City of Vicksburg to absorb natural gas increase totaling $1.6 Million
Published 3:11 pm Tuesday, November 2, 2021
The city of Vicksburg will absorb an increase in natural gas prices that could cost it more than $1 million, Mayor George Flaggs Jr. said Monday.
Flaggs said at Monday’s meeting of the Board of Mayor and Aldermen that the price the city pays for natural gas from its provider, Symmetry Energy Solutions, has doubled since 2020, adding that as the owner/operator of the system, “The city of Vicksburg is prepared to pay this additional expense estimated at $1.6 million without passing the cost on to the city gas customers.”

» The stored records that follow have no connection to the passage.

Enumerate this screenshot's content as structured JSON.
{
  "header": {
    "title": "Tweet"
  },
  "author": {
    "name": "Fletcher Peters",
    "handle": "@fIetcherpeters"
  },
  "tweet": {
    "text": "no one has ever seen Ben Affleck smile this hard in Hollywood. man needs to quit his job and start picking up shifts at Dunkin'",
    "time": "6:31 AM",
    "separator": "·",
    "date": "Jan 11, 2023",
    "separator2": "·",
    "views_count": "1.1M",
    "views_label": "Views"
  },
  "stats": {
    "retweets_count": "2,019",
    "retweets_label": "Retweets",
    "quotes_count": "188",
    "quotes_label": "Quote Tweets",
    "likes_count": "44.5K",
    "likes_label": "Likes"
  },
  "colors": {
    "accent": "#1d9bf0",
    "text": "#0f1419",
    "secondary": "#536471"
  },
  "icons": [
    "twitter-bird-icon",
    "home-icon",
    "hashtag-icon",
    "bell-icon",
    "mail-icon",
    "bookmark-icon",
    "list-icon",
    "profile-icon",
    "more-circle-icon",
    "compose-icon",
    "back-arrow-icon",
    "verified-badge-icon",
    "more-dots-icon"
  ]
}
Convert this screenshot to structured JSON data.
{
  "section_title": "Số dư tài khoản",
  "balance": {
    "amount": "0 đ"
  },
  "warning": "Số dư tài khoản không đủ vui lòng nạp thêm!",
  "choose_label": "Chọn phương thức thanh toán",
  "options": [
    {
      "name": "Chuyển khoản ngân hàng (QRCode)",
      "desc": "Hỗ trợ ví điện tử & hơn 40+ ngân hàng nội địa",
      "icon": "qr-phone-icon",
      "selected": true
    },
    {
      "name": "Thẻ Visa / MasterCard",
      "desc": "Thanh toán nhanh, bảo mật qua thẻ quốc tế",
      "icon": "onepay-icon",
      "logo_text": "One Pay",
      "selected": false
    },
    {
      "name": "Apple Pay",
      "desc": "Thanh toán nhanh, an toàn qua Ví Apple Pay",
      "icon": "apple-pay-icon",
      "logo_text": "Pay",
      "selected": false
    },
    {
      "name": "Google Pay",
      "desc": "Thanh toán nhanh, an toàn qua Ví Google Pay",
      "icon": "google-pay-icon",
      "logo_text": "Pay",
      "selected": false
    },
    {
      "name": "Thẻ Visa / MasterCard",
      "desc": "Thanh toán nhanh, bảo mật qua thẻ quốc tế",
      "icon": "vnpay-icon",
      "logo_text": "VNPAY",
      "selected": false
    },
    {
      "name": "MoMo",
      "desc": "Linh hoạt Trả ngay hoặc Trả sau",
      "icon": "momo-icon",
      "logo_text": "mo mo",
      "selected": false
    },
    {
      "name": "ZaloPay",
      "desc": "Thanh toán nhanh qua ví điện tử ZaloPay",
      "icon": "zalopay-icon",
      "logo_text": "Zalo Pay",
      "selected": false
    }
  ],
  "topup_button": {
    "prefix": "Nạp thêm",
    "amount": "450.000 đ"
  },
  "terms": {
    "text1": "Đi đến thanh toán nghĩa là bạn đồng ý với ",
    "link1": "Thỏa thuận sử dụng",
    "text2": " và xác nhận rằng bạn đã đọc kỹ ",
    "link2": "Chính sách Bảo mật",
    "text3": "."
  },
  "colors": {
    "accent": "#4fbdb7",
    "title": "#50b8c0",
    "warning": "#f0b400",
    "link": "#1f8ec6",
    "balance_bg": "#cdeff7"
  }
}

According to the U.S. Energy Information Administration, the price for natural gas in October 2020 was $2.39 per million British thermal units of gas. In November 2020, the price was $2.61 per MMBtu. As of Tuesday, the cost was $5.52 per MMBtu, according to information from the New York Mercantile Exchange or NYMEX.
Flaggs said the decision comes after a meeting with representatives with Utility Management Corp., the city’s natural gas consultants.
While it is hard to predict the type of winter the area will experience, Flaggs said, he would not recommend the board pass the increase to the city’s estimated 9,000 gas system customers. He said there is sufficient money in the gas department’s estimated $5 million reserve fund to cover the rate increase.
“I don’t think we should raise the rates and give the raises (to employees) at the same time; it just doesn’t make any sense,” Flaggs said. “I can’t guarantee there won’t be a rate increase next year but I think it’s counter-productive for us to raise the rate and give the raises at the same time.
“I prefer cutting raises and cutting employees before we start to continue to pass on the cost of gas to people on fixed incomes and the poor people of this city. I refuse to do it,” he said.
Flaggs said city officials would monitor gas prices.
According to the consultants, city accounting director Doug Whittington said, the city’s $1.6 million loss is based on gas prices remaining level through March.
“We’re going to lock in on half of what we used last year,” Whittington said. “So we at least hedge ourselves by locking in on half our gas, to make sure we’re only losing $800,000 if gas prices go up.”
The city used 413,000 MMBtu last winter, he said and presently has 96,000 MMBtu in storage.
“We don’t know (if gas prices will drop); anything can happen in the world. We’re keeping half our gas at the $800,000 loss. Then we’re going to monitor (the cost) daily,” he said.
“If we have a real warm winter then the gas may come down below what we’ve locked in and then we’ll start looking into that. We’re hoping for a mild winter and to not lose any more than $1.6 million,” Whittington said.